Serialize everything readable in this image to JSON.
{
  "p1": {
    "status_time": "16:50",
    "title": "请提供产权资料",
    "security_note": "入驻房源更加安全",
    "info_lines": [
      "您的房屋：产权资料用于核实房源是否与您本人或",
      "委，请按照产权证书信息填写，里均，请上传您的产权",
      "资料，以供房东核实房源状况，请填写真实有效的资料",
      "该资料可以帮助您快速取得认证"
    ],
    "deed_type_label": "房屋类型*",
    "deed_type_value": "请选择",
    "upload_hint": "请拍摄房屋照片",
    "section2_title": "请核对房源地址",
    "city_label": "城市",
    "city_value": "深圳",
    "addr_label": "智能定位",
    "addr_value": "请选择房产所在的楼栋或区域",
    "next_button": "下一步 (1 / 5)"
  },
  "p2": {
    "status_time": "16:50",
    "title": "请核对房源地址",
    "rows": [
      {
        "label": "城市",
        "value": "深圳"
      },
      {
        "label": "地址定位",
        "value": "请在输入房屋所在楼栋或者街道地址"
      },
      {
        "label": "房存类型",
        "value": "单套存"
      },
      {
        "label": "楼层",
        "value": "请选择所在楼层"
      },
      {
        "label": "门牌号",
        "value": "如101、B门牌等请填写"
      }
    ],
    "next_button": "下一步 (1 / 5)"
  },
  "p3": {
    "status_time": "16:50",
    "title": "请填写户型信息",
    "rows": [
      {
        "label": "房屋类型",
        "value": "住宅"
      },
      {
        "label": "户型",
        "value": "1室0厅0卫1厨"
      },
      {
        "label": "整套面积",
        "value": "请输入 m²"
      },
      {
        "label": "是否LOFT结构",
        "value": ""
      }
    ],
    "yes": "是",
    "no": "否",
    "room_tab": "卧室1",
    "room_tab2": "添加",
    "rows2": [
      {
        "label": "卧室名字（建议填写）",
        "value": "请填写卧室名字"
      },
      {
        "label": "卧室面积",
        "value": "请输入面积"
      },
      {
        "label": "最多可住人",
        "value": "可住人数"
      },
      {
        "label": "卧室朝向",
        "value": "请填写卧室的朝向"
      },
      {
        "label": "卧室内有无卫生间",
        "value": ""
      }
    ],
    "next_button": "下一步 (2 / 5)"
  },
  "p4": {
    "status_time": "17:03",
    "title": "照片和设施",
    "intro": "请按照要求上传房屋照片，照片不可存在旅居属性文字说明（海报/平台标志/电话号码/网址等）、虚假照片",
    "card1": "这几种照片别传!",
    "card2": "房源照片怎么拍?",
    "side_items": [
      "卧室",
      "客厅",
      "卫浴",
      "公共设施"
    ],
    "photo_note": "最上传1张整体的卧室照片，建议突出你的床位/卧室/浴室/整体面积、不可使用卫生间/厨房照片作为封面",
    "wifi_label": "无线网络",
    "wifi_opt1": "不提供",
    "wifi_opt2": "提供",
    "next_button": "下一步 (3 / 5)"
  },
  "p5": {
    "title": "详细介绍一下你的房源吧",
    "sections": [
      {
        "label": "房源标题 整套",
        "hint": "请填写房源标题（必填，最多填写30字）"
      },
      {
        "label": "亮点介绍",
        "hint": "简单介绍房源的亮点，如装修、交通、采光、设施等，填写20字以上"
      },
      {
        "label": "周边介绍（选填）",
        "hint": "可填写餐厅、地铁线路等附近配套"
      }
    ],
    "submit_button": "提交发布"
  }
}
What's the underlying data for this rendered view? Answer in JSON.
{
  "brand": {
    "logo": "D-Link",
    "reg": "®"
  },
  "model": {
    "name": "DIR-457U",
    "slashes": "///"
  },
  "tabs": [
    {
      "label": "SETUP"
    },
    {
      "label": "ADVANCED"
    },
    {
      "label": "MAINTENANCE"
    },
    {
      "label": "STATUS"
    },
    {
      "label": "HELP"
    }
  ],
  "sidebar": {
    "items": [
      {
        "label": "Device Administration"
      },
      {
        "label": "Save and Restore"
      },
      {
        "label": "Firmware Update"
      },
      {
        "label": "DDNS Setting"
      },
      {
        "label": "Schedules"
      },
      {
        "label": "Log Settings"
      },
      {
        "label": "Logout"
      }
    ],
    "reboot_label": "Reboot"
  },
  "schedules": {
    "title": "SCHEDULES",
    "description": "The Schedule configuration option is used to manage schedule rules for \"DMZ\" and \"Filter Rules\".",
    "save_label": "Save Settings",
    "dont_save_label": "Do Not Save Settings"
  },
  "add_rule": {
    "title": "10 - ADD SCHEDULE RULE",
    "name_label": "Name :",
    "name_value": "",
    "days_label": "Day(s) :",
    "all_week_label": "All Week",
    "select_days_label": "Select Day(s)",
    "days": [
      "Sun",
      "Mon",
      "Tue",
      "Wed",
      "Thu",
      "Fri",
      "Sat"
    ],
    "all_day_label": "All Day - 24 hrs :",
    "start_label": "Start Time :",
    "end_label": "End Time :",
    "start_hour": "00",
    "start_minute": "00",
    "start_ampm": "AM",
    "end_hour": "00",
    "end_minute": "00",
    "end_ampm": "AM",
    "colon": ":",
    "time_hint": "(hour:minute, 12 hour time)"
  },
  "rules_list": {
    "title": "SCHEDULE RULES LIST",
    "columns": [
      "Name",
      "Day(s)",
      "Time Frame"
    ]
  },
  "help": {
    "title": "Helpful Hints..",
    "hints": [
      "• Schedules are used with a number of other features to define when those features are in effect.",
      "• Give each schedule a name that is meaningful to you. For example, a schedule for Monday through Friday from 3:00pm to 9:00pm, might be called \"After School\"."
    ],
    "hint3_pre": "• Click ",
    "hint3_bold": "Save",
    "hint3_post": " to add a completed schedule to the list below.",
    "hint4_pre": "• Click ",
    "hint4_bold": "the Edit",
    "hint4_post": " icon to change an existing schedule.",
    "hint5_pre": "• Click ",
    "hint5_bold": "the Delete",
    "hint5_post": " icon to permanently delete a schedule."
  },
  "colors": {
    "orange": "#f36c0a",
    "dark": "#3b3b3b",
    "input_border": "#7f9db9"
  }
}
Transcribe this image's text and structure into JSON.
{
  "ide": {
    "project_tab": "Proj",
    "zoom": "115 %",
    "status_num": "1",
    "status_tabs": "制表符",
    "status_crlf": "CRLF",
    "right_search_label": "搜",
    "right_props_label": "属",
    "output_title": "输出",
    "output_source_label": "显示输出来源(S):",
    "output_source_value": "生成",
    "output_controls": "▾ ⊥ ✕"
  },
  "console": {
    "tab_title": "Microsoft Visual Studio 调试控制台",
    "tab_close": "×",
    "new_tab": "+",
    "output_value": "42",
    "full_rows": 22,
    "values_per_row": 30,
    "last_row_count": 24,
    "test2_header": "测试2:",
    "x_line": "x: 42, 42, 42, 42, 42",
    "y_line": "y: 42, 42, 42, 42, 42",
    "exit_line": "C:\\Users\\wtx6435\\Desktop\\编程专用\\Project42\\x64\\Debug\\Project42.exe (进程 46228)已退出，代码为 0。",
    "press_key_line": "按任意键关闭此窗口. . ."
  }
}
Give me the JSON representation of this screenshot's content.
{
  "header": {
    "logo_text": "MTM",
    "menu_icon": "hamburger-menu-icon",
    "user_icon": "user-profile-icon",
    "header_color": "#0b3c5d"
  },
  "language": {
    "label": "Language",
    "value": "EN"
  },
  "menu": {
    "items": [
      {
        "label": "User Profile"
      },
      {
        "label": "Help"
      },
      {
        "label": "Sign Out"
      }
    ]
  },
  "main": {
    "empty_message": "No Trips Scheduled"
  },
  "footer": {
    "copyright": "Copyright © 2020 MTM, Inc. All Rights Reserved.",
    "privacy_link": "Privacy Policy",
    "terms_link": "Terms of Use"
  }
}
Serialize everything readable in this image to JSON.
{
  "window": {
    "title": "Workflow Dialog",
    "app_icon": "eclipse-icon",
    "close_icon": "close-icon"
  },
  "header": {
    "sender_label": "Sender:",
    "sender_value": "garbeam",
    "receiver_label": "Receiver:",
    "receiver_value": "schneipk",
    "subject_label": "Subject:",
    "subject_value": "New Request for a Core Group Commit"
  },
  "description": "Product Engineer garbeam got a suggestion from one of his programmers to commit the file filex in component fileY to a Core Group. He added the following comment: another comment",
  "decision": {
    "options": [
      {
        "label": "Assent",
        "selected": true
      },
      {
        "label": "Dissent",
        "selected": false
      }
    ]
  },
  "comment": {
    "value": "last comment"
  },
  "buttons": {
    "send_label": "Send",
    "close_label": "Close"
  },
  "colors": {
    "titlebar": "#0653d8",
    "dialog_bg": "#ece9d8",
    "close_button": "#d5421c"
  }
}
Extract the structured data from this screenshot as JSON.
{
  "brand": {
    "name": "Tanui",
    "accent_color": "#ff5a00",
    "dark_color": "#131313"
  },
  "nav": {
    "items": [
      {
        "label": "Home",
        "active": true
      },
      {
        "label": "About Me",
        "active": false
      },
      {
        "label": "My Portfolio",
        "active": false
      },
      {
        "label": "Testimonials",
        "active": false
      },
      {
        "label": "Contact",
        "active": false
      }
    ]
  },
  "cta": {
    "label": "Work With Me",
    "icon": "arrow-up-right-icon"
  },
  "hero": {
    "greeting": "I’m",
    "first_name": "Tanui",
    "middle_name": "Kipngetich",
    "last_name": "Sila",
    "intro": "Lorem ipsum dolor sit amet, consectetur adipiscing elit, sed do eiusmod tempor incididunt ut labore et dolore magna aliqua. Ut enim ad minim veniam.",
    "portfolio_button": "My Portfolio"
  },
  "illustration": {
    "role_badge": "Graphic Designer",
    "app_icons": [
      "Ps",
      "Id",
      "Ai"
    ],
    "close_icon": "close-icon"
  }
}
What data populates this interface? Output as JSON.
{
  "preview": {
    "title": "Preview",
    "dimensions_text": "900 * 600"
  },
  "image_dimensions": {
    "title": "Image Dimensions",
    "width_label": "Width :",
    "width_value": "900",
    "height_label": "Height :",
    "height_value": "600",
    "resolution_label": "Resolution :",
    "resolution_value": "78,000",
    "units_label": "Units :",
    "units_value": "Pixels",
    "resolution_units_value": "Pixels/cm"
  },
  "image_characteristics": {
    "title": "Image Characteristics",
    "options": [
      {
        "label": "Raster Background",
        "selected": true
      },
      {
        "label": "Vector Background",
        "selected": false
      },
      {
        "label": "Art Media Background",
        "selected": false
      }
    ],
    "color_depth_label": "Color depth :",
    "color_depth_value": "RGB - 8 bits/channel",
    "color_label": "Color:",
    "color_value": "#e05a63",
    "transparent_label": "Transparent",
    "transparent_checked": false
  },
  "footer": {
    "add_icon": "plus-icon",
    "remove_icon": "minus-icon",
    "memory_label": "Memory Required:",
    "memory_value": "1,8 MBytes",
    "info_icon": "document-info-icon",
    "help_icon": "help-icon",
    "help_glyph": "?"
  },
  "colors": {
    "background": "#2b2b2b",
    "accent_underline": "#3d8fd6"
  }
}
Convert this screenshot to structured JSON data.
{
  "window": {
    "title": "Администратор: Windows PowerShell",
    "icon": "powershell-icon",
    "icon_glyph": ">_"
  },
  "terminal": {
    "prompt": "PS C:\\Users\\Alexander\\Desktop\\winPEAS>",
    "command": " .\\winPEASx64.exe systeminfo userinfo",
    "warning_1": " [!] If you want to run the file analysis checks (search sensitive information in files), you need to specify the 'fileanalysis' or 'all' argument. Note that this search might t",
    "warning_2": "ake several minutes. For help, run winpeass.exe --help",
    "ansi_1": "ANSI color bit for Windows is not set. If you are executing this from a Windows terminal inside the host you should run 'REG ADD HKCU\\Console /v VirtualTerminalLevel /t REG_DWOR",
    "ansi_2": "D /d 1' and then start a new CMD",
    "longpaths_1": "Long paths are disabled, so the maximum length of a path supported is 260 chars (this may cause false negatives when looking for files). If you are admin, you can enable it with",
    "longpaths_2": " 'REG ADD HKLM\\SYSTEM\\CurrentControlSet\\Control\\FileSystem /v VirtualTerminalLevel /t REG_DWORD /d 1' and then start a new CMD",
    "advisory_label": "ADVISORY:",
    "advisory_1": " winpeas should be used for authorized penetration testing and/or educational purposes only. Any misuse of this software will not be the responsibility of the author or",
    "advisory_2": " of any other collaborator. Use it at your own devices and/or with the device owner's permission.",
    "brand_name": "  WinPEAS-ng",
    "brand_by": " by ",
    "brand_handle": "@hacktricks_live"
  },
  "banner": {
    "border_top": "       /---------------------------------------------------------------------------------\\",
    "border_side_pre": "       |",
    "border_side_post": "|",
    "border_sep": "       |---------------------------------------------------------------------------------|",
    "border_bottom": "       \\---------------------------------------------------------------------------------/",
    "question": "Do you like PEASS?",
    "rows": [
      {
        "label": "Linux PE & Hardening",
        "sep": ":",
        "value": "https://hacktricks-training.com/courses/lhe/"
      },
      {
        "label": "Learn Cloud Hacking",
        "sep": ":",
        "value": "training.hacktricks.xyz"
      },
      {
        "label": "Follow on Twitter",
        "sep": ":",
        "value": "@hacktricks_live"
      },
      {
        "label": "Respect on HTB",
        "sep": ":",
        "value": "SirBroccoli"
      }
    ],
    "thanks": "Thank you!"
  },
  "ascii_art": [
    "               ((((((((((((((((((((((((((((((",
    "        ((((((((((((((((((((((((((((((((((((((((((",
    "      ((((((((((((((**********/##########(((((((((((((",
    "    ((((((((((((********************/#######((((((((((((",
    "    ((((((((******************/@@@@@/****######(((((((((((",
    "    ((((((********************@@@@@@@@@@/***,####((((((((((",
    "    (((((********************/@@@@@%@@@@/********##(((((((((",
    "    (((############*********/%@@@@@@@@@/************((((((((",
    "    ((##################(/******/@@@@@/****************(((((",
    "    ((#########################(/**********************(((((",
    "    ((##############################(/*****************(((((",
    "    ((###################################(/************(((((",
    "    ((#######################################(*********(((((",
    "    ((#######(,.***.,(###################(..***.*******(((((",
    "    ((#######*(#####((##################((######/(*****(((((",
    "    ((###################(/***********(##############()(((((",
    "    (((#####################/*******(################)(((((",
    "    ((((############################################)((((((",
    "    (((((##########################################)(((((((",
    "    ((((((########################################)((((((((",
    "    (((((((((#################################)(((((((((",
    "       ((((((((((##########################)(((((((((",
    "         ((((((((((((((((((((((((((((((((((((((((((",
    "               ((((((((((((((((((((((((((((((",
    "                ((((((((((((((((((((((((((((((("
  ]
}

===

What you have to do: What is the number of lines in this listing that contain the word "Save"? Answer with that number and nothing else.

Result for this task: 4